The City of Park Falls and the Chequamegon School District take pride in working under a very unusual cooperative umbrella to maintain and build a strong athletic complex for students and citizens.
Over the past few years there have been ambitious fundraising efforts to build a new ADA restroom facility at the Park Falls Athletic Complex. When those were completed there was another aggressive program to replace the substantially damaged an aging bleachers for the softball and hardball fields and to also make those stands ADA accessible. Those projects were completed last year.
Now, Chequamegon School District Administrator Mark Weddig has announced the finance committee has approved paying the balance of the cost of the football and track bleachers from the district funds.

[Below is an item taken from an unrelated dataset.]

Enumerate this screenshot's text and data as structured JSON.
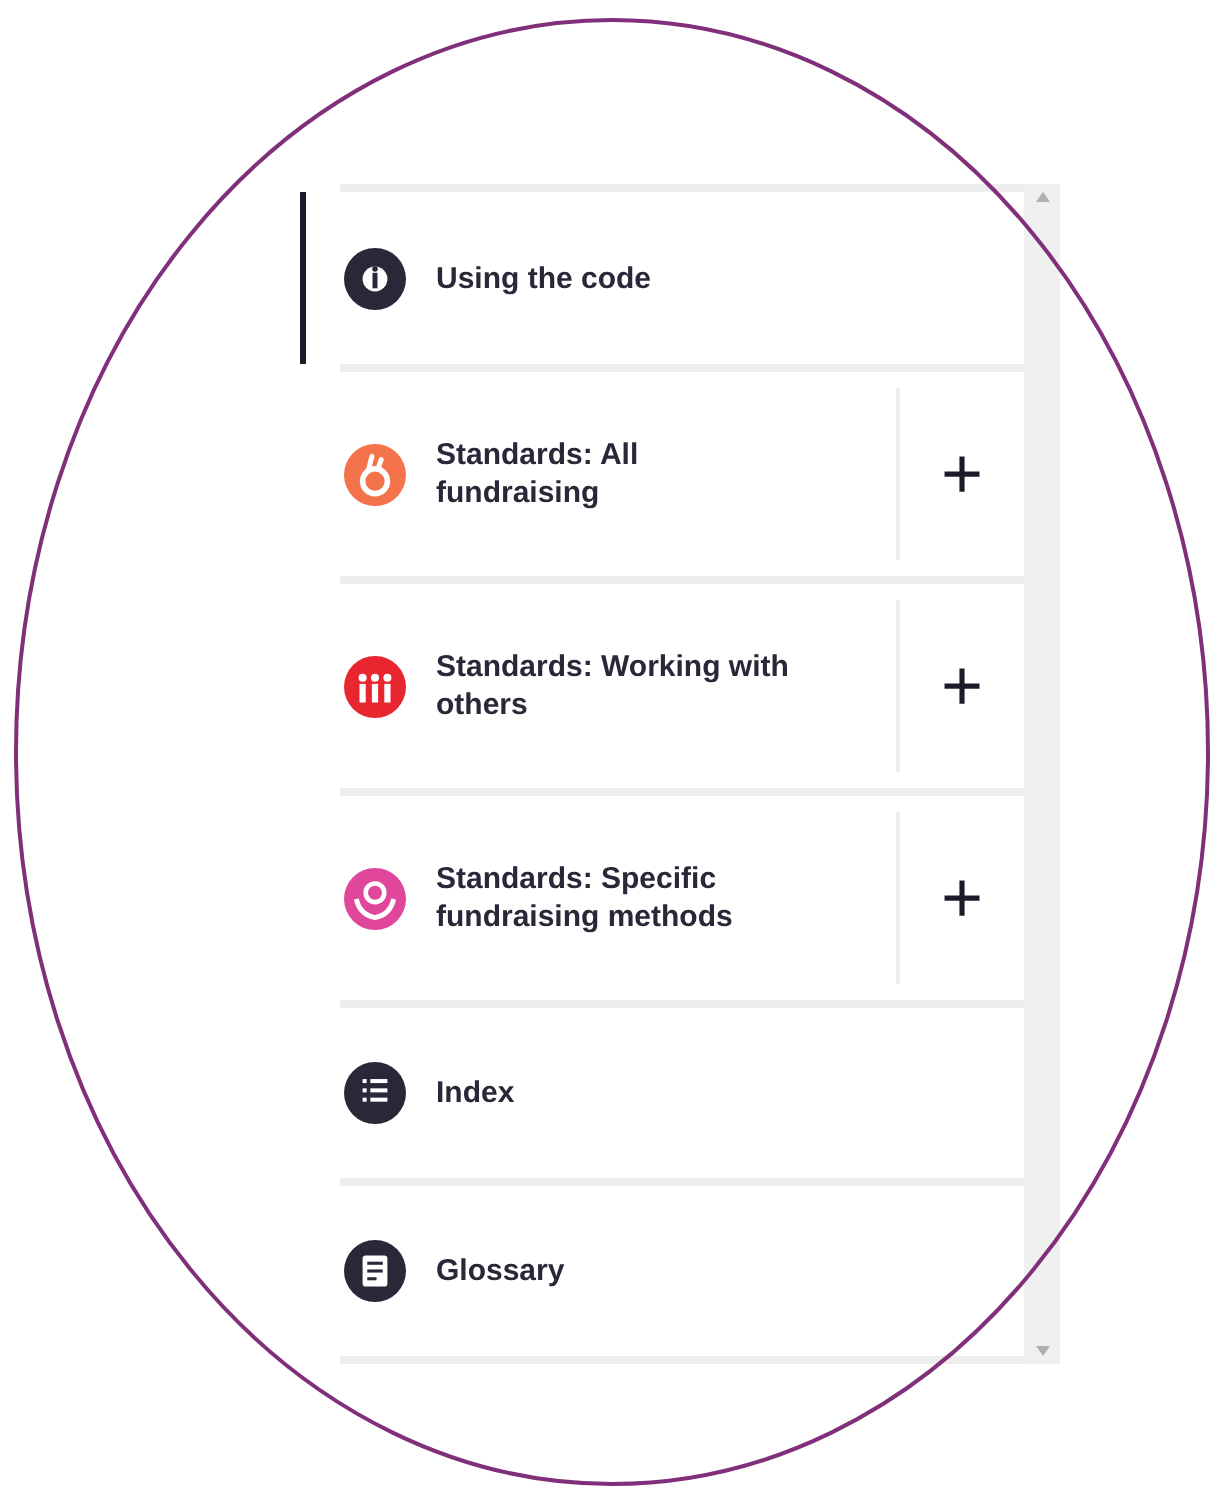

Weddig stopped short at calling it a “loan” but noted that this second set of bleachers would replace those already paid for by the last round of fundraising and this next goal of $87,000 by funding a remaining $51,000 so the project may move ahead and be ready to welcome the football team and fans for the first game in the fall.
“We are confident that the balance of the funds will be raised and this ‘advance’ will allow that to get it done,” Weddig said. “The sooner this can be accomplished the better for the district and for the city.”
He went on to say that the football/track bleachers are in very bad condition and are probably a liability to the community.
“We want parents, grandparents, or any others who are disabled, to be able to get onto the new section and watch their kids participate in these sports,” he said. “We want to have a safe complex and we are sure that the PFACDC will be continuing to raise funds and we will be reimbursed by them.”
The city owns the field and the bulk of the fundraising efforts have been guided by Park Falls Common Council President Mike Mader.
In a report on other expenses, the district received one sealed bid for the purchase of a new bus for $103,000. The bus met all specifications required and will again be a vehicle run on propane. Finance director Lexi Witt said the new bus will be ready for 2020 and will be a 71-passenger vehicle.
In other business, Weddig said he only recently became aware that the district did not have an emergency sick leave bank.
“What that does is allow staff members to contribute up to two days per year, which goes into a bank and may be used by another staff member who is experiencing special circumstances requiring them to be off work for medical reasons,” Weddig said.
The “bank” will be monitored by Witt and a maximum of 200 days would be allowed to accumulate in the bank.
“If there is a staff member who has fallen on tough times this leave contributed by others can be a good way for others to lend a hand,” Weddig said. “There will always be some of our staff who have accumulated many days and are able to share those sick days with others who are struggling.”
He added that he has an attorney who will draft the language for the “bank” pro bono and the draft will come back for approval at the June meeting.
Weddig said he is encouraging the district to take part in an energy saving project via solar energy panels. He said he got the idea from the Wisconsin Association of School Boards convention, which later initiated the collecting of data to support the cost of and operation of the panels.
“I attended a presentation by the chamber of commerce and the Park Falls Area Community Development Corporation about Opportunity Zones,” he said. “As it happens, Park Falls is one of the very few Opportunity Zones in the Northwoods.”
The zones allow investors to invest in a zone project and then realize reduced capital gains taxes as well as reduced taxes on profits from their investments.
According to current energy use data and historic solar energy reception data, the investors could realize cash gained over the life of the 25-year project of $1,525,000. The carbon dioxide saved by the solar use would be around 14,000 tons.
“The energy savings to the district could be $75,000 average for 25 years which would total around $1,875,000,” Weddig said.
He noted that the Opportunity Zone lines are actually just outside the district property lines and so he is checking to see if there would be some way to work around the permitting.
In other news, the district has decided to switch the MAP testing that has been used for student assessments.
Weddig said the district will begin using “AIMSWEB” testing.
After a year of investigation, he said that it was found that it would decrease testing time by more than seven hours per year, which results in seven more learning hours.
“And it will bring about $4,000 costs savings per year and we hope it will convert the data gathered into something more meaningful to teachers,” he concluded.
This April meeting marked the first meeting for newly elected board member Ryan Kovarik.
Finally, for the fourth year in a row, the Park Falls Elementary School was recognized by the Wisconsin Department of Instruction as a Title I School of Recognition which identifies the school’s success in educating students from economically disadvantaged families.